◆ **TASK STATEMENT**:
What is the number of lines in the entries that contain the word "path"? Answer with that figure alone.

[Opening RECORDS PROVIDED section]

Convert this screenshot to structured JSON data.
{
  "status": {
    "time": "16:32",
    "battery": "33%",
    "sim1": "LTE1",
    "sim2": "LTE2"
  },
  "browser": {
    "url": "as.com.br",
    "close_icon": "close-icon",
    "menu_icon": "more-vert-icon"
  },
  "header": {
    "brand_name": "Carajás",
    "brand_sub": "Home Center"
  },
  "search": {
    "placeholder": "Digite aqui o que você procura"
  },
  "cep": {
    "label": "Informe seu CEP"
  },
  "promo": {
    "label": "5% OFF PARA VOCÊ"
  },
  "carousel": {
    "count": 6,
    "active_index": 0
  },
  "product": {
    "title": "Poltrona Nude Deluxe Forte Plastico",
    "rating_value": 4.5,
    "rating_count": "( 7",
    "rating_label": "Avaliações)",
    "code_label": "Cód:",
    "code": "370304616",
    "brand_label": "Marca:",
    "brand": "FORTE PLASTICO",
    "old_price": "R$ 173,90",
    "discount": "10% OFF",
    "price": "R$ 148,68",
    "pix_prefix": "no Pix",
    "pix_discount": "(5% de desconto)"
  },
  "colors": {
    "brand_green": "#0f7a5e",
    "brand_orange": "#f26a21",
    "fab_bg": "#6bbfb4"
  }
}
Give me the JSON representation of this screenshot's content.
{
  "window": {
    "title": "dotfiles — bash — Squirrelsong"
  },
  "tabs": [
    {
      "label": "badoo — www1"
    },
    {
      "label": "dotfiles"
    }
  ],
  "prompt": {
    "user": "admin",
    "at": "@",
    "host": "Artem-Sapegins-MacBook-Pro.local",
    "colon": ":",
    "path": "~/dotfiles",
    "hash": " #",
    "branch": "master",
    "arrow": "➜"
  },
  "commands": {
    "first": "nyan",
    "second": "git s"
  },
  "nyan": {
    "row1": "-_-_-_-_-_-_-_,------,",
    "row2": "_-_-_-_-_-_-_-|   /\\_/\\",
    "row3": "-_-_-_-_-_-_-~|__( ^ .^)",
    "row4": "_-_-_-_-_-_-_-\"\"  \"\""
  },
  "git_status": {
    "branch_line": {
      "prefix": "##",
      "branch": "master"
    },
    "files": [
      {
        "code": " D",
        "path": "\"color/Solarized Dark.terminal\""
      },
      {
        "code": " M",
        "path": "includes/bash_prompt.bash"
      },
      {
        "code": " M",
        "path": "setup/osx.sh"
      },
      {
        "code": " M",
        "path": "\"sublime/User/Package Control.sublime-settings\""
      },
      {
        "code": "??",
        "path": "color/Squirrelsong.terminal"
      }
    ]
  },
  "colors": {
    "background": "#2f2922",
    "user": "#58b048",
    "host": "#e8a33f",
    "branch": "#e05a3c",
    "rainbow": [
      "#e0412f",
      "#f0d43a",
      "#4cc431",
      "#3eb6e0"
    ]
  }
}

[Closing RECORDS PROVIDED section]

◆ **COMPLETED TASK**:
6